**Task objective**:
Scan the entries that follow for the word "Neuer", then report every line in which it appears.

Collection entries

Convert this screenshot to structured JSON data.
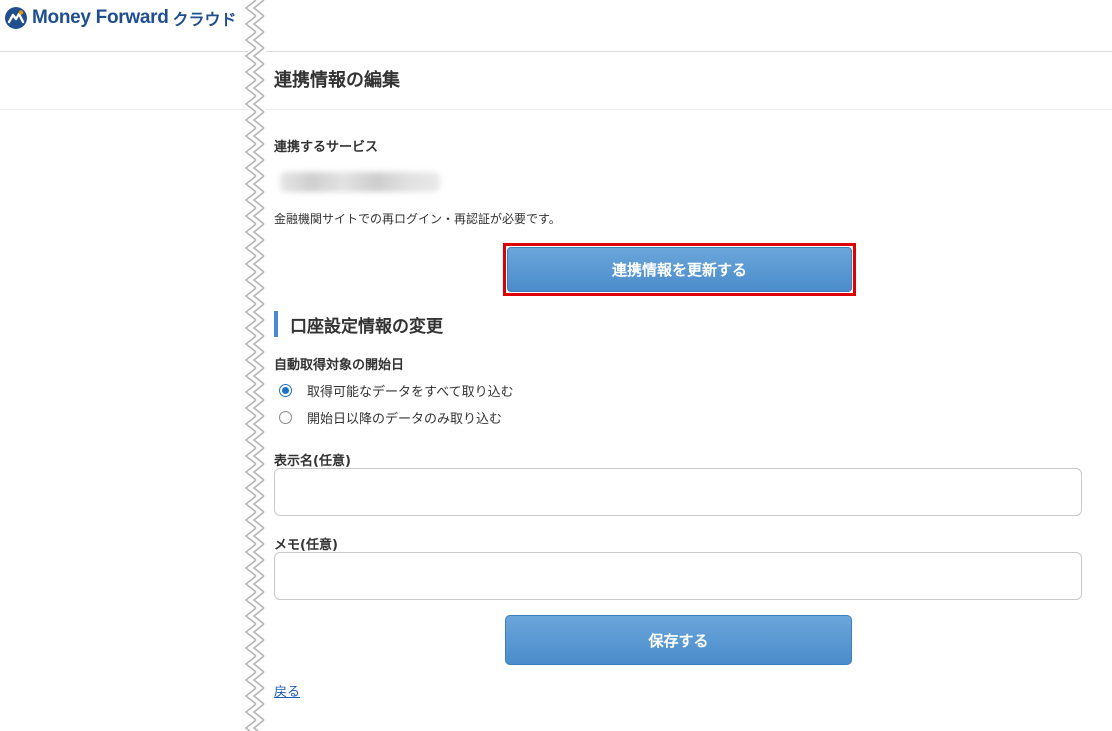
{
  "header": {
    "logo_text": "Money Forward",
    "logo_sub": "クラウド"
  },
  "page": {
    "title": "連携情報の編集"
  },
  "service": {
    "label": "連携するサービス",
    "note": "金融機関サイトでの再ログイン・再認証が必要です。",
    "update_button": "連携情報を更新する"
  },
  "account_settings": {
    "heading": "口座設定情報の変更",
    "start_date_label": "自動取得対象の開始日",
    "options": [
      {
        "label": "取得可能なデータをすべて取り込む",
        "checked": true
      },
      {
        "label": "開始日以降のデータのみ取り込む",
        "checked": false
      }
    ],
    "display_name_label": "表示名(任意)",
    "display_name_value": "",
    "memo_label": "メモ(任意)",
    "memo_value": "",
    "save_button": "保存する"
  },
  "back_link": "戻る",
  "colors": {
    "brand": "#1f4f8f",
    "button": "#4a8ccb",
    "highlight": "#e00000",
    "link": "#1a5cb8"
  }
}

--

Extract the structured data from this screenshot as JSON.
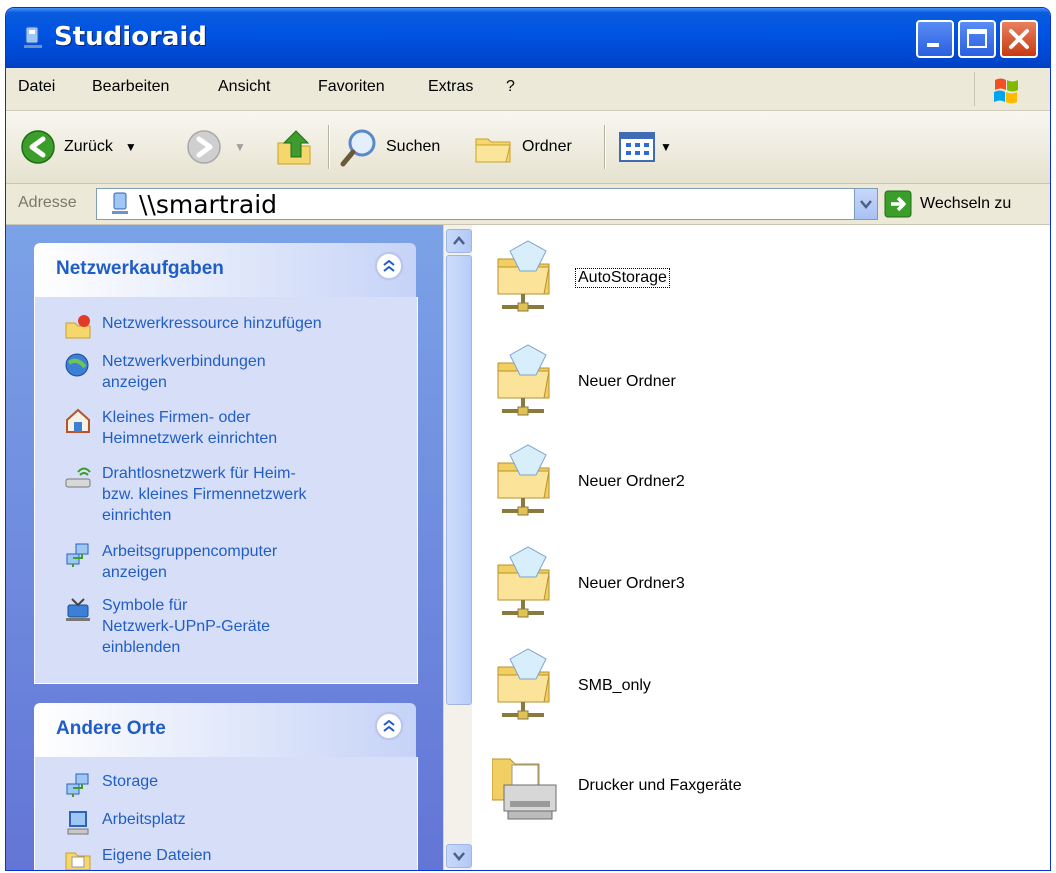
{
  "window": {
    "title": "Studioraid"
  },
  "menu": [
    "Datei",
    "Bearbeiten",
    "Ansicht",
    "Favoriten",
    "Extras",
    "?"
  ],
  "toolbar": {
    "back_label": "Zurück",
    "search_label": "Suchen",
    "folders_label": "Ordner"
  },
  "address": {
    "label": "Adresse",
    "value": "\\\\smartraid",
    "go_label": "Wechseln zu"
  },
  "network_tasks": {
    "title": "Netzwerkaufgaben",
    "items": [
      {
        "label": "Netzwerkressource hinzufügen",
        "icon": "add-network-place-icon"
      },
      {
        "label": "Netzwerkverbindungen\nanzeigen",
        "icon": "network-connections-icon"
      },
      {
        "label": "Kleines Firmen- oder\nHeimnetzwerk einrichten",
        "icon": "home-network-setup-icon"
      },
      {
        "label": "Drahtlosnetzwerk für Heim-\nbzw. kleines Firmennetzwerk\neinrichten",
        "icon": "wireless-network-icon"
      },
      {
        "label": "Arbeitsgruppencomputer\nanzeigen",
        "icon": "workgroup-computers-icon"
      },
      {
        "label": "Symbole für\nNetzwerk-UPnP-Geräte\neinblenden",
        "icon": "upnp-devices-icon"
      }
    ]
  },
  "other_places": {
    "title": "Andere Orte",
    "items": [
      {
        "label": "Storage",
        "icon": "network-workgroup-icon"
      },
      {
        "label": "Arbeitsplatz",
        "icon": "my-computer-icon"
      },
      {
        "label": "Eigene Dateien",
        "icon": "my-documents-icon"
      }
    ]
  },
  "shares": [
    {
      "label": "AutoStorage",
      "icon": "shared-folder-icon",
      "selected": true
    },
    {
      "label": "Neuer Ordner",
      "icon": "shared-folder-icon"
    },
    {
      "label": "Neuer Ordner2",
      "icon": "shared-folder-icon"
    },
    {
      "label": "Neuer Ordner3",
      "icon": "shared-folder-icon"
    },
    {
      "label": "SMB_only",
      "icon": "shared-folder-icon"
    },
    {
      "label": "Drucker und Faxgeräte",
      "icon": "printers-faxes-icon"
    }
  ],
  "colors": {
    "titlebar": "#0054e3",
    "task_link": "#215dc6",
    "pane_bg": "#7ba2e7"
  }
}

**Solved exercise**:
      "label": "Neuer Ordner",
      "label": "Neuer Ordner2",
      "label": "Neuer Ordner3",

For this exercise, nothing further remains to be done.